» **TASK INSTRUCTIONS**:
Apart from the pictures, everything in the lines below must be printed exactly.

[GIVEN RECORDS — start]

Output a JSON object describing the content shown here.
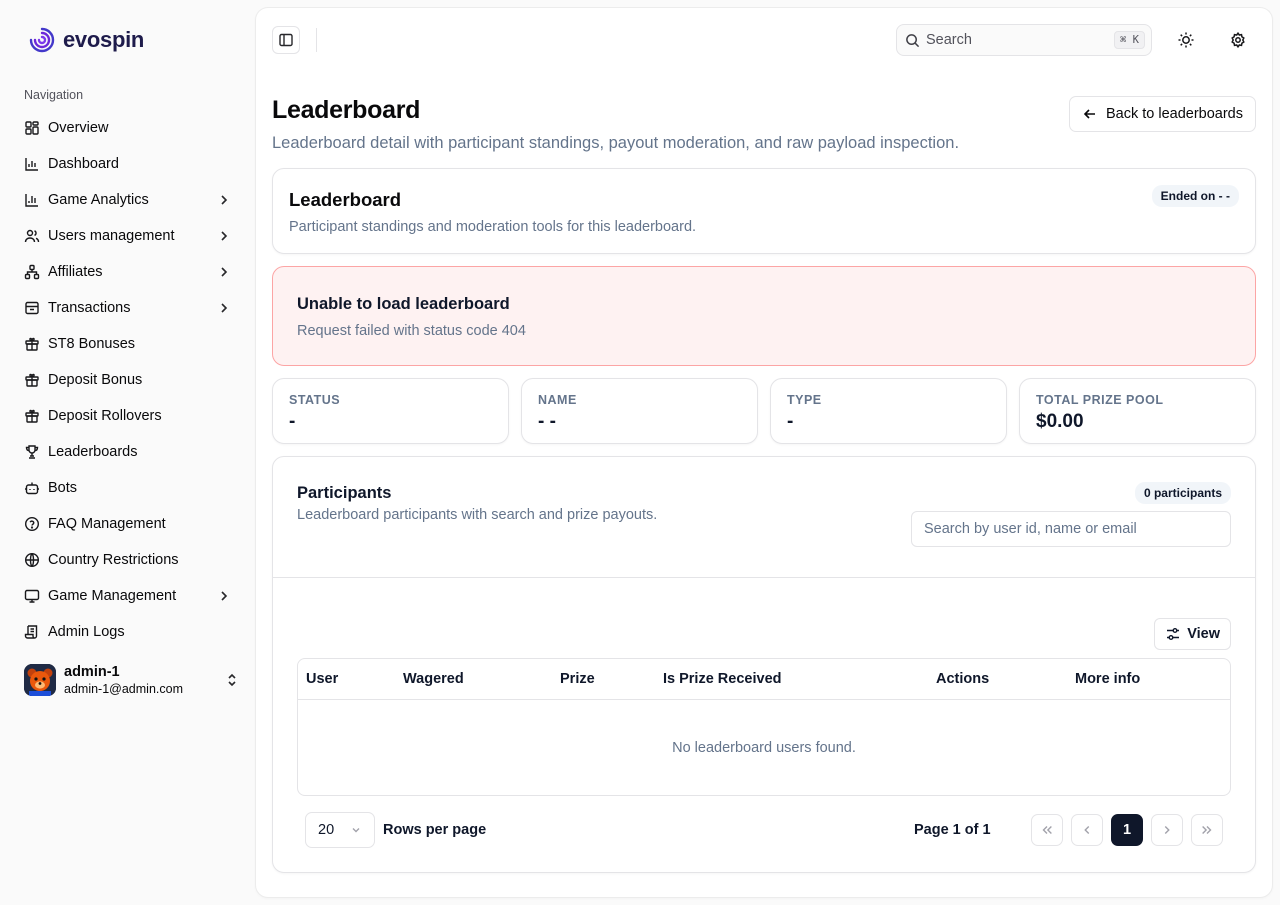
{
  "brand": {
    "name": "evospin"
  },
  "sidebar": {
    "heading": "Navigation",
    "items": [
      {
        "label": "Overview",
        "icon": "layout-grid-icon",
        "has_children": false
      },
      {
        "label": "Dashboard",
        "icon": "bar-chart-icon",
        "has_children": false
      },
      {
        "label": "Game Analytics",
        "icon": "bar-chart-icon",
        "has_children": true
      },
      {
        "label": "Users management",
        "icon": "users-icon",
        "has_children": true
      },
      {
        "label": "Affiliates",
        "icon": "network-icon",
        "has_children": true
      },
      {
        "label": "Transactions",
        "icon": "archive-icon",
        "has_children": true
      },
      {
        "label": "ST8 Bonuses",
        "icon": "gift-icon",
        "has_children": false
      },
      {
        "label": "Deposit Bonus",
        "icon": "gift-icon",
        "has_children": false
      },
      {
        "label": "Deposit Rollovers",
        "icon": "gift-icon",
        "has_children": false
      },
      {
        "label": "Leaderboards",
        "icon": "trophy-icon",
        "has_children": false
      },
      {
        "label": "Bots",
        "icon": "bot-icon",
        "has_children": false
      },
      {
        "label": "FAQ Management",
        "icon": "help-circle-icon",
        "has_children": false
      },
      {
        "label": "Country Restrictions",
        "icon": "globe-icon",
        "has_children": false
      },
      {
        "label": "Game Management",
        "icon": "monitor-icon",
        "has_children": true
      },
      {
        "label": "Admin Logs",
        "icon": "scroll-icon",
        "has_children": false
      }
    ],
    "user": {
      "name": "admin-1",
      "email": "admin-1@admin.com"
    }
  },
  "topbar": {
    "search_placeholder": "Search",
    "search_shortcut": "⌘ K"
  },
  "page": {
    "title": "Leaderboard",
    "subtitle": "Leaderboard detail with participant standings, payout moderation, and raw payload inspection.",
    "back_label": "Back to leaderboards"
  },
  "leaderboard_card": {
    "title": "Leaderboard",
    "description": "Participant standings and moderation tools for this leaderboard.",
    "badge": "Ended on - -"
  },
  "error": {
    "title": "Unable to load leaderboard",
    "message": "Request failed with status code 404"
  },
  "stats": [
    {
      "label": "STATUS",
      "value": "-"
    },
    {
      "label": "NAME",
      "value": "- -"
    },
    {
      "label": "TYPE",
      "value": "-"
    },
    {
      "label": "TOTAL PRIZE POOL",
      "value": "$0.00"
    }
  ],
  "participants": {
    "title": "Participants",
    "description": "Leaderboard participants with search and prize payouts.",
    "badge": "0 participants",
    "search_placeholder": "Search by user id, name or email",
    "view_label": "View",
    "columns": [
      "User",
      "Wagered",
      "Prize",
      "Is Prize Received",
      "Actions",
      "More info"
    ],
    "empty_text": "No leaderboard users found.",
    "rows_per_page_value": "20",
    "rows_per_page_label": "Rows per page",
    "page_info": "Page 1 of 1",
    "current_page": "1"
  },
  "colors": {
    "accent": "#0f172a",
    "brand": "#4338ca",
    "error_bg": "#fef2f2",
    "error_border": "#fca5a5",
    "muted_text": "#64748b"
  }
}
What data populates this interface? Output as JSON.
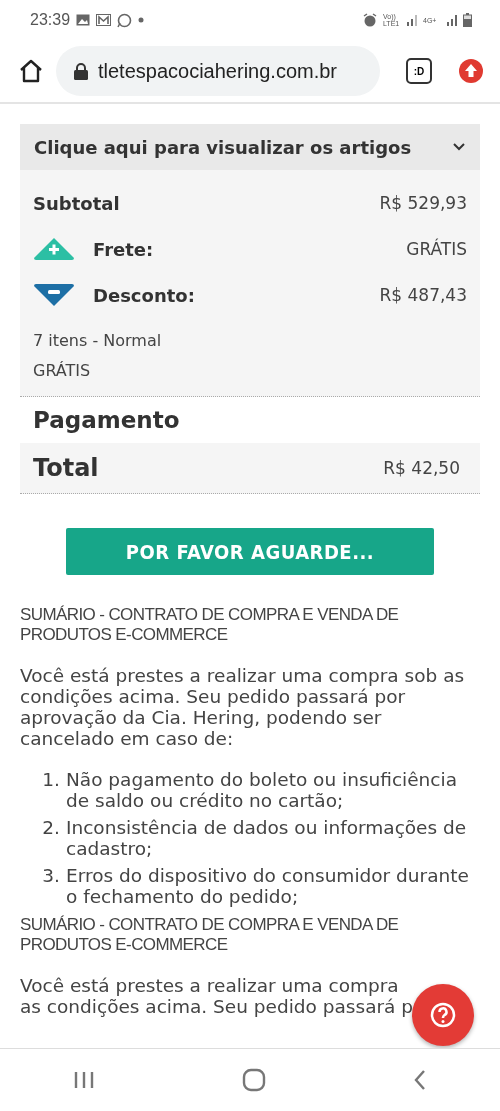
{
  "status_bar": {
    "time": "23:39",
    "network_label": "Vo)) LTE1",
    "network_label_2": "4G+"
  },
  "browser": {
    "url": "tletespacociahering.com.br",
    "tab_badge": ":D"
  },
  "order_summary": {
    "header": {
      "label": "Clique aqui para visualizar os artigos",
      "expanded": false
    },
    "subtotal": {
      "label": "Subtotal",
      "value": "R$ 529,93"
    },
    "lines": [
      {
        "kind": "plus",
        "label": "Frete:",
        "value": "GRÁTIS"
      },
      {
        "kind": "minus",
        "label": "Desconto:",
        "value": "R$ 487,43"
      }
    ],
    "shipping": [
      "7 itens - Normal",
      "GRÁTIS"
    ]
  },
  "payment": {
    "title": "Pagamento",
    "total_label": "Total",
    "total_value": "R$ 42,50"
  },
  "submit_button": {
    "label": "POR FAVOR AGUARDE..."
  },
  "contract": {
    "title": "SUMÁRIO - CONTRATO DE COMPRA E VENDA DE PRODUTOS E-COMMERCE",
    "intro": "Você está prestes a realizar uma compra sob as condições acima. Seu pedido passará por aprovação da Cia. Hering, podendo ser cancelado em caso de:",
    "items": [
      {
        "number": "1.",
        "text": "Não pagamento do boleto ou insuficiência de saldo ou crédito no cartão;"
      },
      {
        "number": "2.",
        "text": "Inconsistência de dados ou informações de cadastro;"
      },
      {
        "number": "3.",
        "text": "Erros do dispositivo do consumidor durante o fechamento do pedido;"
      }
    ]
  },
  "contract_repeat": {
    "title": "SUMÁRIO - CONTRATO DE COMPRA E VENDA DE PRODUTOS E-COMMERCE",
    "intro_lines": [
      "Você está prestes a realizar uma compra",
      "as condições acima. Seu pedido passará p"
    ]
  }
}
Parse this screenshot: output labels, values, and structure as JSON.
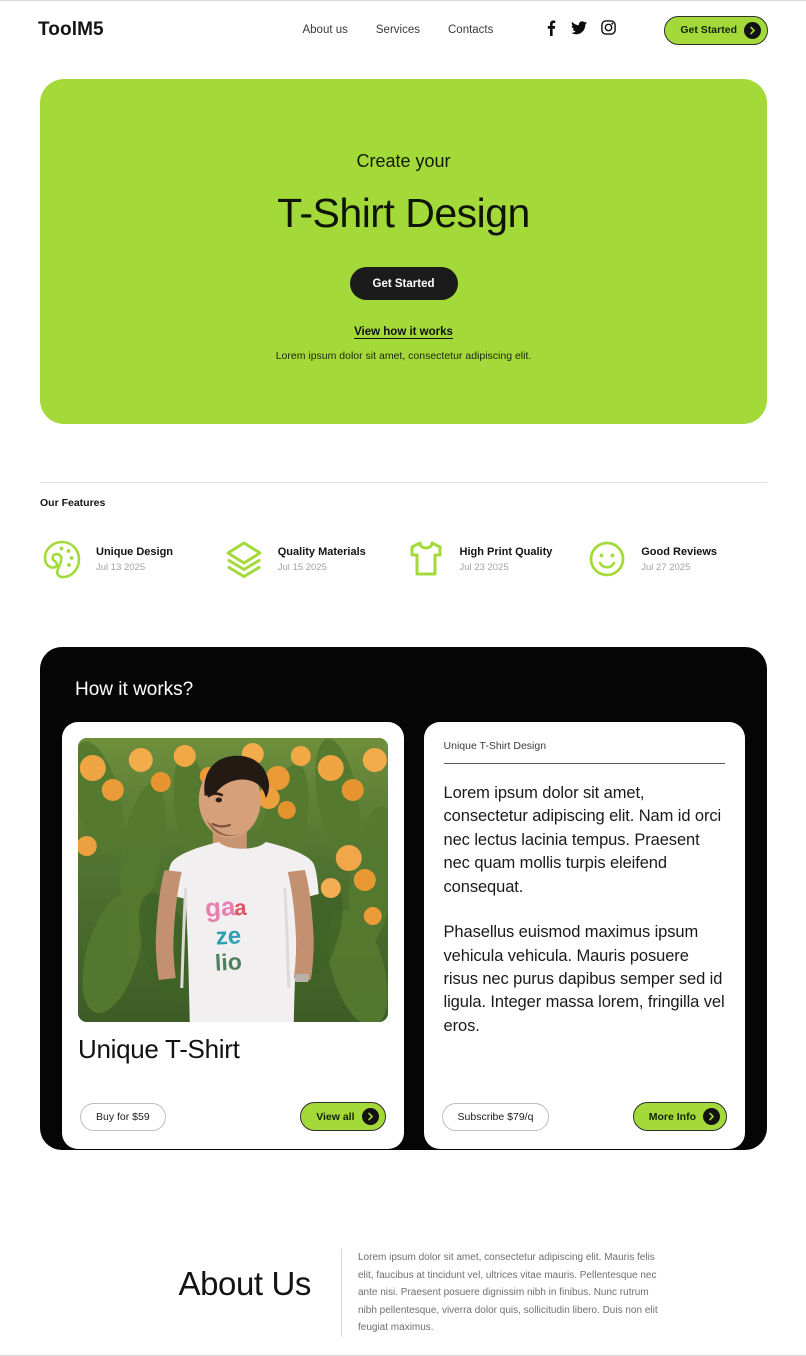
{
  "header": {
    "logo": "ToolM5",
    "nav": [
      {
        "label": "About us"
      },
      {
        "label": "Services"
      },
      {
        "label": "Contacts"
      }
    ],
    "socials": [
      {
        "name": "facebook-icon"
      },
      {
        "name": "twitter-icon"
      },
      {
        "name": "instagram-icon"
      }
    ],
    "cta_label": "Get Started"
  },
  "hero": {
    "eyebrow": "Create your",
    "title": "T-Shirt Design",
    "cta_label": "Get Started",
    "link_label": "View how it works",
    "subtext": "Lorem ipsum dolor sit amet, consectetur adipiscing elit.",
    "background_color": "#a3da39"
  },
  "features": {
    "title": "Our Features",
    "items": [
      {
        "icon": "palette-icon",
        "name": "Unique Design",
        "date": "Jul 13 2025"
      },
      {
        "icon": "layers-icon",
        "name": "Quality Materials",
        "date": "Jul 15 2025"
      },
      {
        "icon": "tshirt-icon",
        "name": "High Print Quality",
        "date": "Jul 23 2025"
      },
      {
        "icon": "smiley-icon",
        "name": "Good Reviews",
        "date": "Jul 27 2025"
      }
    ]
  },
  "how_it_works": {
    "title": "How it works?",
    "left_card": {
      "image_alt": "Man in white t-shirt with ga ze lio print standing in front of orange flowers",
      "heading": "Unique T-Shirt",
      "buy_label": "Buy for $59",
      "view_all_label": "View all"
    },
    "right_card": {
      "kicker": "Unique T-Shirt Design",
      "paragraph_1": "Lorem ipsum dolor sit amet, consectetur adipiscing elit. Nam id orci nec lectus lacinia tempus. Praesent nec quam mollis turpis eleifend consequat.",
      "paragraph_2": "Phasellus euismod maximus ipsum vehicula vehicula. Mauris posuere risus nec purus dapibus semper sed id ligula. Integer massa lorem, fringilla vel eros.",
      "subscribe_label": "Subscribe $79/q",
      "more_info_label": "More Info"
    }
  },
  "about": {
    "title": "About Us",
    "text": "Lorem ipsum dolor sit amet, consectetur adipiscing elit. Mauris felis elit, faucibus at tincidunt vel, ultrices vitae mauris. Pellentesque nec ante nisi. Praesent posuere dignissim nibh in finibus. Nunc rutrum nibh pellentesque, viverra dolor quis, sollicitudin libero. Duis non elit feugiat maximus."
  },
  "colors": {
    "accent_green": "#a3da39",
    "dark": "#050505",
    "muted": "#a2a2a2"
  }
}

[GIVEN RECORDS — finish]

» **REPLY**:
Output a JSON object describing the content shown here.
{
  "brand": {
    "name": "evospin"
  },
  "sidebar": {
    "heading": "Navigation",
    "items": [
      {
        "label": "Overview",
        "icon": "layout-grid-icon",
        "has_children": false
      },
      {
        "label": "Dashboard",
        "icon": "bar-chart-icon",
        "has_children": false
      },
      {
        "label": "Game Analytics",
        "icon": "bar-chart-icon",
        "has_children": true
      },
      {
        "label": "Users management",
        "icon": "users-icon",
        "has_children": true
      },
      {
        "label": "Affiliates",
        "icon": "network-icon",
        "has_children": true
      },
      {
        "label": "Transactions",
        "icon": "archive-icon",
        "has_children": true
      },
      {
        "label": "ST8 Bonuses",
        "icon": "gift-icon",
        "has_children": false
      },
      {
        "label": "Deposit Bonus",
        "icon": "gift-icon",
        "has_children": false
      },
      {
        "label": "Deposit Rollovers",
        "icon": "gift-icon",
        "has_children": false
      },
      {
        "label": "Leaderboards",
        "icon": "trophy-icon",
        "has_children": false
      },
      {
        "label": "Bots",
        "icon": "bot-icon",
        "has_children": false
      },
      {
        "label": "FAQ Management",
        "icon": "help-circle-icon",
        "has_children": false
      },
      {
        "label": "Country Restrictions",
        "icon": "globe-icon",
        "has_children": false
      },
      {
        "label": "Game Management",
        "icon": "monitor-icon",
        "has_children": true
      },
      {
        "label": "Admin Logs",
        "icon": "scroll-icon",
        "has_children": false
      }
    ],
    "user": {
      "name": "admin-1",
      "email": "admin-1@admin.com"
    }
  },
  "topbar": {
    "search_placeholder": "Search",
    "search_shortcut": "⌘ K"
  },
  "page": {
    "title": "Leaderboard",
    "subtitle": "Leaderboard detail with participant standings, payout moderation, and raw payload inspection.",
    "back_label": "Back to leaderboards"
  },
  "leaderboard_card": {
    "title": "Leaderboard",
    "description": "Participant standings and moderation tools for this leaderboard.",
    "badge": "Ended on - -"
  },
  "error": {
    "title": "Unable to load leaderboard",
    "message": "Request failed with status code 404"
  },
  "stats": [
    {
      "label": "STATUS",
      "value": "-"
    },
    {
      "label": "NAME",
      "value": "- -"
    },
    {
      "label": "TYPE",
      "value": "-"
    },
    {
      "label": "TOTAL PRIZE POOL",
      "value": "$0.00"
    }
  ],
  "participants": {
    "title": "Participants",
    "description": "Leaderboard participants with search and prize payouts.",
    "badge": "0 participants",
    "search_placeholder": "Search by user id, name or email",
    "view_label": "View",
    "columns": [
      "User",
      "Wagered",
      "Prize",
      "Is Prize Received",
      "Actions",
      "More info"
    ],
    "empty_text": "No leaderboard users found.",
    "rows_per_page_value": "20",
    "rows_per_page_label": "Rows per page",
    "page_info": "Page 1 of 1",
    "current_page": "1"
  },
  "colors": {
    "accent": "#0f172a",
    "brand": "#4338ca",
    "error_bg": "#fef2f2",
    "error_border": "#fca5a5",
    "muted_text": "#64748b"
  }
}
What data populates this interface? Output as JSON.
{
  "status_bar": {
    "time": "23:39",
    "network_label": "Vo)) LTE1",
    "network_label_2": "4G+"
  },
  "browser": {
    "url": "tletespacociahering.com.br",
    "tab_badge": ":D"
  },
  "order_summary": {
    "header": {
      "label": "Clique aqui para visualizar os artigos",
      "expanded": false
    },
    "subtotal": {
      "label": "Subtotal",
      "value": "R$ 529,93"
    },
    "lines": [
      {
        "kind": "plus",
        "label": "Frete:",
        "value": "GRÁTIS"
      },
      {
        "kind": "minus",
        "label": "Desconto:",
        "value": "R$ 487,43"
      }
    ],
    "shipping": [
      "7 itens - Normal",
      "GRÁTIS"
    ]
  },
  "payment": {
    "title": "Pagamento",
    "total_label": "Total",
    "total_value": "R$ 42,50"
  },
  "submit_button": {
    "label": "POR FAVOR AGUARDE..."
  },
  "contract": {
    "title": "SUMÁRIO - CONTRATO DE COMPRA E VENDA DE PRODUTOS E-COMMERCE",
    "intro": "Você está prestes a realizar uma compra sob as condições acima. Seu pedido passará por aprovação da Cia. Hering, podendo ser cancelado em caso de:",
    "items": [
      {
        "number": "1.",
        "text": "Não pagamento do boleto ou insuficiência de saldo ou crédito no cartão;"
      },
      {
        "number": "2.",
        "text": "Inconsistência de dados ou informações de cadastro;"
      },
      {
        "number": "3.",
        "text": "Erros do dispositivo do consumidor durante o fechamento do pedido;"
      }
    ]
  },
  "contract_repeat": {
    "title": "SUMÁRIO - CONTRATO DE COMPRA E VENDA DE PRODUTOS E-COMMERCE",
    "intro_lines": [
      "Você está prestes a realizar uma compra",
      "as condições acima. Seu pedido passará p"
    ]
  }
}
Parse this screenshot: output labels, values, and structure as JSON.
{
  "header": {
    "logo": "ToolM5",
    "nav": [
      {
        "label": "About us"
      },
      {
        "label": "Services"
      },
      {
        "label": "Contacts"
      }
    ],
    "socials": [
      {
        "name": "facebook-icon"
      },
      {
        "name": "twitter-icon"
      },
      {
        "name": "instagram-icon"
      }
    ],
    "cta_label": "Get Started"
  },
  "hero": {
    "eyebrow": "Create your",
    "title": "T-Shirt Design",
    "cta_label": "Get Started",
    "link_label": "View how it works",
    "subtext": "Lorem ipsum dolor sit amet, consectetur adipiscing elit.",
    "background_color": "#a3da39"
  },
  "features": {
    "title": "Our Features",
    "items": [
      {
        "icon": "palette-icon",
        "name": "Unique Design",
        "date": "Jul 13 2025"
      },
      {
        "icon": "layers-icon",
        "name": "Quality Materials",
        "date": "Jul 15 2025"
      },
      {
        "icon": "tshirt-icon",
        "name": "High Print Quality",
        "date": "Jul 23 2025"
      },
      {
        "icon": "smiley-icon",
        "name": "Good Reviews",
        "date": "Jul 27 2025"
      }
    ]
  },
  "how_it_works": {
    "title": "How it works?",
    "left_card": {
      "image_alt": "Man in white t-shirt with ga ze lio print standing in front of orange flowers",
      "heading": "Unique T-Shirt",
      "buy_label": "Buy for $59",
      "view_all_label": "View all"
    },
    "right_card": {
      "kicker": "Unique T-Shirt Design",
      "paragraph_1": "Lorem ipsum dolor sit amet, consectetur adipiscing elit. Nam id orci nec lectus lacinia tempus. Praesent nec quam mollis turpis eleifend consequat.",
      "paragraph_2": "Phasellus euismod maximus ipsum vehicula vehicula. Mauris posuere risus nec purus dapibus semper sed id ligula. Integer massa lorem, fringilla vel eros.",
      "subscribe_label": "Subscribe $79/q",
      "more_info_label": "More Info"
    }
  },
  "about": {
    "title": "About Us",
    "text": "Lorem ipsum dolor sit amet, consectetur adipiscing elit. Mauris felis elit, faucibus at tincidunt vel, ultrices vitae mauris. Pellentesque nec ante nisi. Praesent posuere dignissim nibh in finibus. Nunc rutrum nibh pellentesque, viverra dolor quis, sollicitudin libero. Duis non elit feugiat maximus."
  },
  "colors": {
    "accent_green": "#a3da39",
    "dark": "#050505",
    "muted": "#a2a2a2"
  }
}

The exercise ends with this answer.